During recent times we have monitored spam attacks that have used the email templates of famous Internet brands such as Amazon, Apple, and now, Twitter. Using the email templates of well-known newsletters and notifications is a commonly known trick to make recipients believe the authenticity of spam email. Recipients may treat these emails as legitimate and may open them without any suspicion. Though this attack uses an old trick, we feel it is important that users are reminded about this type of spam campaign, which has been observed for over a month or so. We have seen variations in the email templates (as mentioned: first Amazon, then Apple, and then Twitter) along with different methods of spreading the messages. After the initial attacks were effectively blocked by email filters, we saw the same version of spam being sent using bounce messages. This means that these messages would later be received in the form of a non-delivery receipt (NDR).

Spammers are mixing this up nicely by randomizing the URLs using hacked websites. For example:

[domainname]/millipede.html
[domainname]/echelon.html
[domainname]/dealt.html

All of the URLs redirect users to spam pharmacy websites. We have highlighted (although blurred) the actual URL in the status bar in the examples below. Here are a few image examples of the spam messages:

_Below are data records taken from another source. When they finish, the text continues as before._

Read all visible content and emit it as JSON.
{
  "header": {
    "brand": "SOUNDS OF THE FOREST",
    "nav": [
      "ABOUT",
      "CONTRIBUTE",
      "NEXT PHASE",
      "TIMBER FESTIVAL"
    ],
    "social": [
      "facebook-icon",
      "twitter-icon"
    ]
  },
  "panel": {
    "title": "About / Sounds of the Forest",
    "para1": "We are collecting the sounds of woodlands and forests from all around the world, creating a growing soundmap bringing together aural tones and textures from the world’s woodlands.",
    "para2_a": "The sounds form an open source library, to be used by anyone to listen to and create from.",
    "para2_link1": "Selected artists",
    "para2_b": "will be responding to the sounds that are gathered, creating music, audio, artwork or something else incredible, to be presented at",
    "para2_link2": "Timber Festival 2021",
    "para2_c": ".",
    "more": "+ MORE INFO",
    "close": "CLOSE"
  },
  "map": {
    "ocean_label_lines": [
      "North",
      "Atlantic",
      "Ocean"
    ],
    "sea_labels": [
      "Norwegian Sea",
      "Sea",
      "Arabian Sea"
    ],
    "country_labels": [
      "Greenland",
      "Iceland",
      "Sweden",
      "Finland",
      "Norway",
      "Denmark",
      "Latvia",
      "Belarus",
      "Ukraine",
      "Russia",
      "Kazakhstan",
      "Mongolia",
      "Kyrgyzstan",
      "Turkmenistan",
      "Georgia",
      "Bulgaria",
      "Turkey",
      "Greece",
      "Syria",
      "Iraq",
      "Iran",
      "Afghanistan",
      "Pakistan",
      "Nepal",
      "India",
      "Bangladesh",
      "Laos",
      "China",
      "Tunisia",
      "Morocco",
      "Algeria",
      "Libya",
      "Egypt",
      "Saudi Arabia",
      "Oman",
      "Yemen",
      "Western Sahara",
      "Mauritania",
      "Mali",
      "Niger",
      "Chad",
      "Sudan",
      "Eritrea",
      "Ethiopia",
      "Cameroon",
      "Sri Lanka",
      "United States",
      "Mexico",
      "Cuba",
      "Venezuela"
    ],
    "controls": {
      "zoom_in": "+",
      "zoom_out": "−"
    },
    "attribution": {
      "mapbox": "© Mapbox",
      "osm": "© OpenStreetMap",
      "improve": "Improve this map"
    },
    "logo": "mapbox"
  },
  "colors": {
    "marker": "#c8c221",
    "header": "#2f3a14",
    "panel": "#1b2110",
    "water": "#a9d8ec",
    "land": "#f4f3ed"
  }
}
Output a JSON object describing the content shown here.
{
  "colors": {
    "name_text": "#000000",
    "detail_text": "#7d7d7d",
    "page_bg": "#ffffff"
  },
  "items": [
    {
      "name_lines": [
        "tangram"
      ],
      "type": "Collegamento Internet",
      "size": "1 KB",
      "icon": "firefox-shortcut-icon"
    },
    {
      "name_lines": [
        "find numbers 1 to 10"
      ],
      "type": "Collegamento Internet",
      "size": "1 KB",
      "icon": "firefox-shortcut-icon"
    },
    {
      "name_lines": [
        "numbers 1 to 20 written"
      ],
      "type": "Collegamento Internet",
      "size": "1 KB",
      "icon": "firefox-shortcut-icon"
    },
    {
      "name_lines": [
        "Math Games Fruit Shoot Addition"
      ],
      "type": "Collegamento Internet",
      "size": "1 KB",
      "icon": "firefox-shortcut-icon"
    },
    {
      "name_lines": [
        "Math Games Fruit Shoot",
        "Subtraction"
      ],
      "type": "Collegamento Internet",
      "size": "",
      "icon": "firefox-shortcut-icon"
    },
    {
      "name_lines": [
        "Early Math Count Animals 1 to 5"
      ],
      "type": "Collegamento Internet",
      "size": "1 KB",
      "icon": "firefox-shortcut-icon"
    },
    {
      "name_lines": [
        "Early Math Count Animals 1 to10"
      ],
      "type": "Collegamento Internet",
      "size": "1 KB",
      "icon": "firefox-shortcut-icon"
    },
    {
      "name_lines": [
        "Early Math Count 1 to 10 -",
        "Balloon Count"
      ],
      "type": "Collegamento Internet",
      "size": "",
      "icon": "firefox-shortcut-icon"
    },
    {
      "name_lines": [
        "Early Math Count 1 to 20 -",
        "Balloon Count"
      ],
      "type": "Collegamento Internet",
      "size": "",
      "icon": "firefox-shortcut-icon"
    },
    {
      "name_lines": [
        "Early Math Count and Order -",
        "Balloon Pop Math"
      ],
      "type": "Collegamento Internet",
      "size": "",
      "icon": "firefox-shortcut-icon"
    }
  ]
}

With the multitude of types of spam messages designed to deceive email users, one cannot blindly open an email and trust the content open-heartedly. We recommend that users remain watchful and refrain from clicking URLs in unsolicited or unexpected emails.